Intergenerational Welfare Dependency in Australia: A Review of the Literature
Francisco Perales, Angela Higginson, Janeen Baxter, Mark Western, Stephen R. Zubrick, and Francis Mitrou.
Growing up in welfare dependency limits the opportunities of children to participate as full members of society, is economically inefficiently by wasting human resources, reduces people’s trust in social and political institutions, and undermines social cohesion.
The expansion of human capability commences in childhood. Children growing up in welfare-dependent homes face challenges that restrict their ability to improve their ‘capabilities’ and prevent them from moving out of a state of disadvantage. The human capability framework aims at identifying key points along the life course where interventions are most effective at preventing disadvantage from taking hold. Pre-emptive spending early in the life course can reduce future burden on the income support system.
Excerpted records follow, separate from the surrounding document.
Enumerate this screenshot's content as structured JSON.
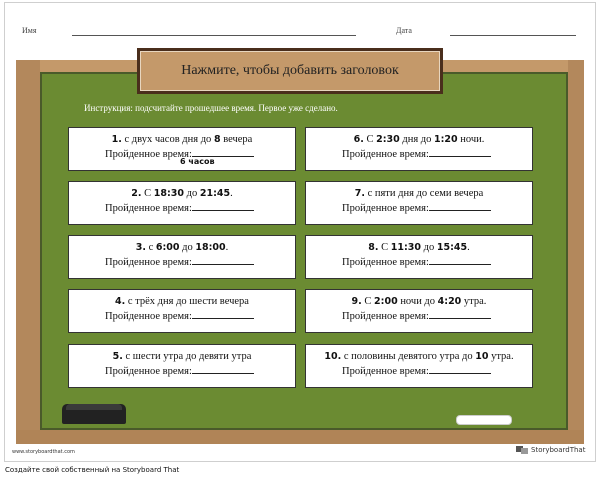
{
  "header": {
    "name_label": "Имя",
    "date_label": "Дата"
  },
  "title": "Нажмите, чтобы добавить заголовок",
  "instruction": "Инструкция: подсчитайте прошедшее время. Первое уже сделано.",
  "answer_label": "Пройденное время:",
  "questions": [
    {
      "num": "1.",
      "parts": [
        [
          "с двух часов дня до ",
          false
        ],
        [
          "8",
          true
        ],
        [
          " вечера",
          false
        ]
      ],
      "answer": "6 часов"
    },
    {
      "num": "2.",
      "parts": [
        [
          "С ",
          false
        ],
        [
          "18:30",
          true
        ],
        [
          " до ",
          false
        ],
        [
          "21:45",
          true
        ],
        [
          ".",
          false
        ]
      ]
    },
    {
      "num": "3.",
      "parts": [
        [
          "с ",
          false
        ],
        [
          "6:00",
          true
        ],
        [
          " до ",
          false
        ],
        [
          "18:00",
          true
        ],
        [
          ".",
          false
        ]
      ]
    },
    {
      "num": "4.",
      "parts": [
        [
          "с трёх дня до шести вечера",
          false
        ]
      ]
    },
    {
      "num": "5.",
      "parts": [
        [
          "с шести утра до девяти утра",
          false
        ]
      ]
    },
    {
      "num": "6.",
      "parts": [
        [
          "С ",
          false
        ],
        [
          "2:30",
          true
        ],
        [
          " дня до ",
          false
        ],
        [
          "1:20",
          true
        ],
        [
          " ночи.",
          false
        ]
      ]
    },
    {
      "num": "7.",
      "parts": [
        [
          "с пяти дня до семи вечера",
          false
        ]
      ]
    },
    {
      "num": "8.",
      "parts": [
        [
          "С ",
          false
        ],
        [
          "11:30",
          true
        ],
        [
          " до ",
          false
        ],
        [
          "15:45",
          true
        ],
        [
          ".",
          false
        ]
      ]
    },
    {
      "num": "9.",
      "parts": [
        [
          "С ",
          false
        ],
        [
          "2:00",
          true
        ],
        [
          " ночи до ",
          false
        ],
        [
          "4:20",
          true
        ],
        [
          " утра.",
          false
        ]
      ]
    },
    {
      "num": "10.",
      "parts": [
        [
          "с половины девятого утра до ",
          false
        ],
        [
          "10",
          true
        ],
        [
          " утра.",
          false
        ]
      ]
    }
  ],
  "footer": {
    "url": "www.storyboardthat.com",
    "logo": "StoryboardThat"
  },
  "bottom_text": "Создайте свой собственный на Storyboard That"
}
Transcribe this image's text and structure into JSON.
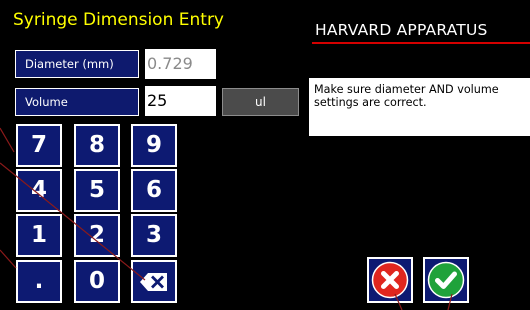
{
  "header": {
    "title": "Syringe Dimension Entry",
    "brand": "HARVARD APPARATUS"
  },
  "fields": {
    "diameter": {
      "label": "Diameter (mm)",
      "value": "0.729"
    },
    "volume": {
      "label": "Volume",
      "value": "25",
      "unit": "ul"
    }
  },
  "message": "Make sure diameter AND volume settings are correct.",
  "keypad": {
    "keys": [
      "7",
      "8",
      "9",
      "4",
      "5",
      "6",
      "1",
      "2",
      "3",
      ".",
      "0"
    ],
    "backspace_icon": "backspace-icon"
  },
  "actions": {
    "cancel_icon": "cancel-x-icon",
    "ok_icon": "confirm-check-icon"
  },
  "colors": {
    "title": "#ffff00",
    "button_blue": "#0d1a72",
    "brand_underline": "#d40000",
    "annotation_lines": "#8b1a1a",
    "cancel_red": "#e0261e",
    "confirm_green": "#1fa23a"
  }
}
Our review of the literature reveals that empirical analyses in Australia are scarce and methodologically limited – chiefly due to the scarcity and shortcomings of available data sources. Consequently, they are of limited value to inform evidence-based policy. What is available, suggests that the likelihood of intergenerational transmission of disadvantage due to parental welfare dependency is exacerbated by certain attitudes to work and welfare, lack of educational attachment, youth unemployment, Indigenous status, geographic location, and parental mental health issues. Supportive parental relationships and early educational interventions act as protective factors. Relative to young people from families who have not used income support, young people from families who have used income support are more likely to receive income support as adults, adopt permissive views on income support dependency, fail to perform at primary, complete secondary and enter tertiary education, experience unemployment, become teenage parents, suffer from physical and mental health problems, and engage with the criminal system.
Maturing Australian longitudinal studies, along with advances in data integration methods, now offer prospects for addressing the dearth of appropriately powered studies capable of illuminating the pathways in and out of intergenerational disadvantage. The collection of new fit-for-purpose longitudinal data and the integration of administrative Government datasets should also be considered.
November 6, 2014